A San Francisco boba tea shop was used as a front in a widespread scheme to fence thousands of items taken in vehicle burglaries, authorities said Tuesday.
After a citywide investigation by the San Francisco district attorney’s office into a rash of car burglaries, Quoc Le was arrested and charged with 12 counts of possession of stolen property — eight felonies and four misdemeanors, prosecutors said.
Investigators had set up bait cars with laptops and other items in plain view, then tracked the items after they were stolen. One of the laptops led them to Le and the boba shop in the Tenderloin district, which the San Francisco Chronicle identified as a Quickly cafe owned by Le’s wife, who was not charged with a crime.
At the shop, the district attorney’s office said, authorities recovered about 1,000 electronic items and $13,000 in cash Monday.

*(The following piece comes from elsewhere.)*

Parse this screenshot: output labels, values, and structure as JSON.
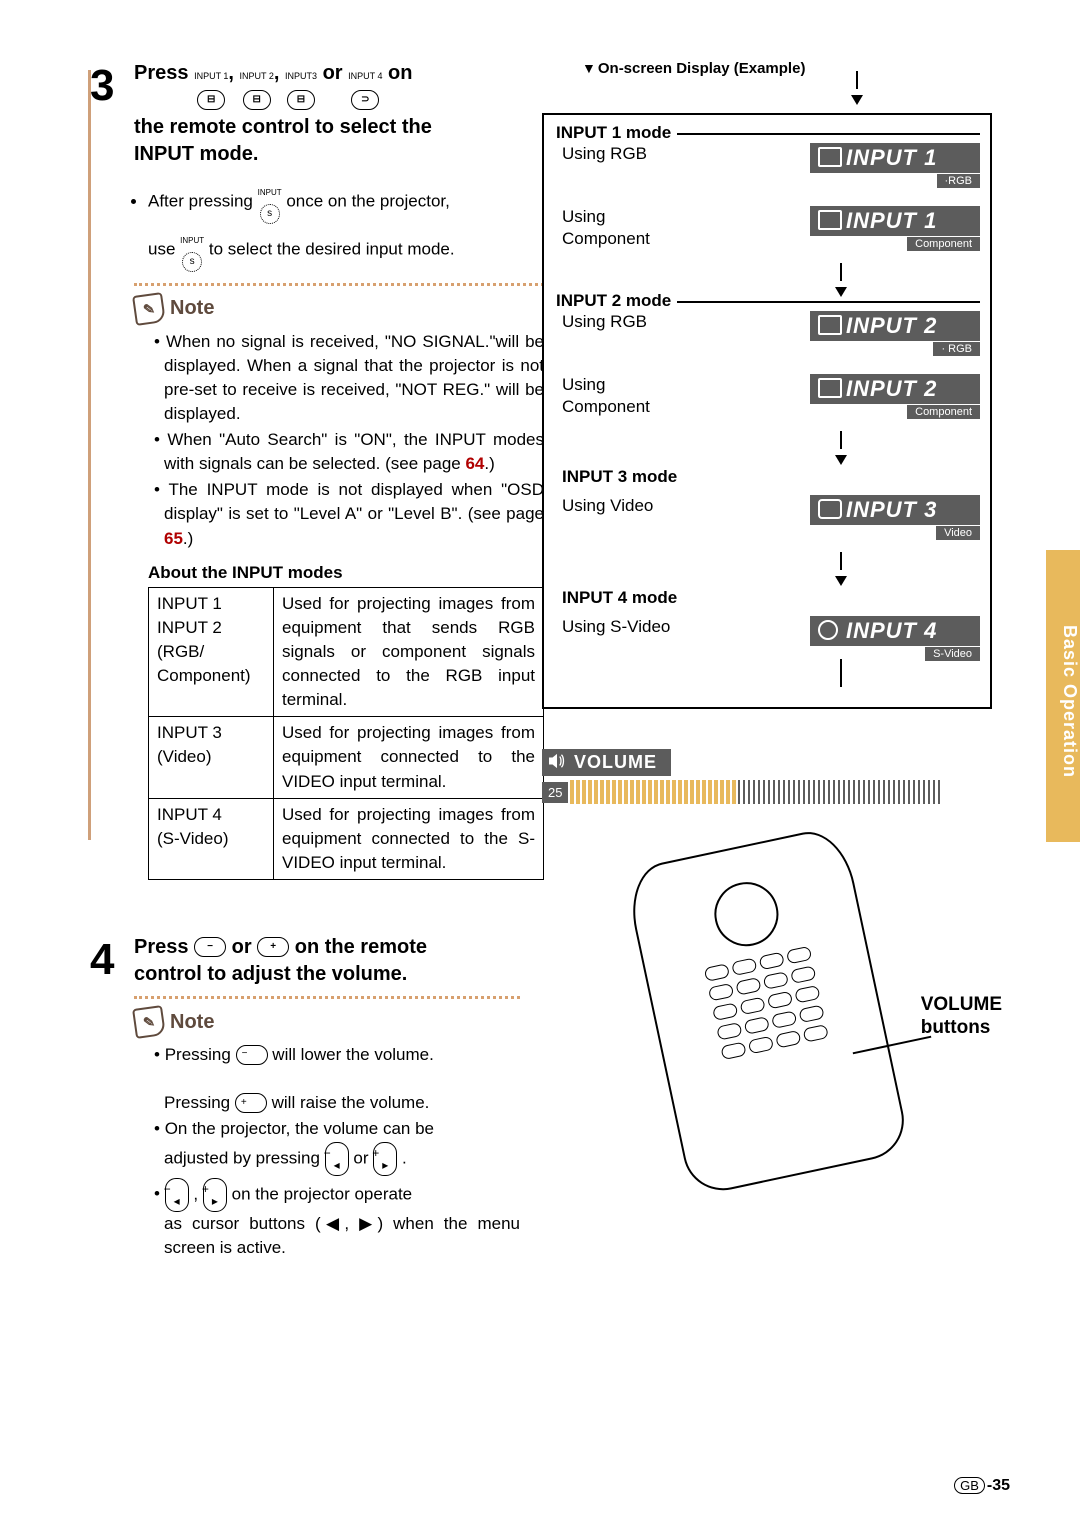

Le, who the district attorney’s office alleged was a known fence, took possession of the bait laptop in a parking lot, and the computer was traced to the boba tea shop, then to FedEx and through the delivery process.
A misdemeanor firearms case against David Lacey has been dismissed after he finished a diversion program, his attorney said.
Additionally, two victims of car burglaries, including one from Morgan Hill, more than an hour’s drive south of San Francisco, tracked their stolen electronic devices to the boba shop.
Investigators obtained search warrants to track Le’s car and gained access to his cellphone and shipping and business records.
“Through this work, investigators were able to establish a pattern of Mr. Le buying and selling stolen goods from all over the Bay Area out of his business,” the district attorney’s office said in a release.
Some of the stolen goods were shipped to Southern California and internationally to Vietnam and Hong Kong, officials said.
“Car break-ins have been a longstanding problem in San Francisco for at least the past decade,” San Francisco Dist. Atty. Chesa Boudin said in the release. “We hope that this sends a strong message to deter anyone considering breaking into a car or buying stolen goods: we are watching, and you will be held accountable.”
The release said the bait cars have led to “numerous investigations, some of which remain ongoing and confidential.”
Start your day right
Sign up for Essential California for news, features and recommendations from the L.A. Times and beyond in your inbox six days a week.
You may occasionally receive promotional content from the Los Angeles Times.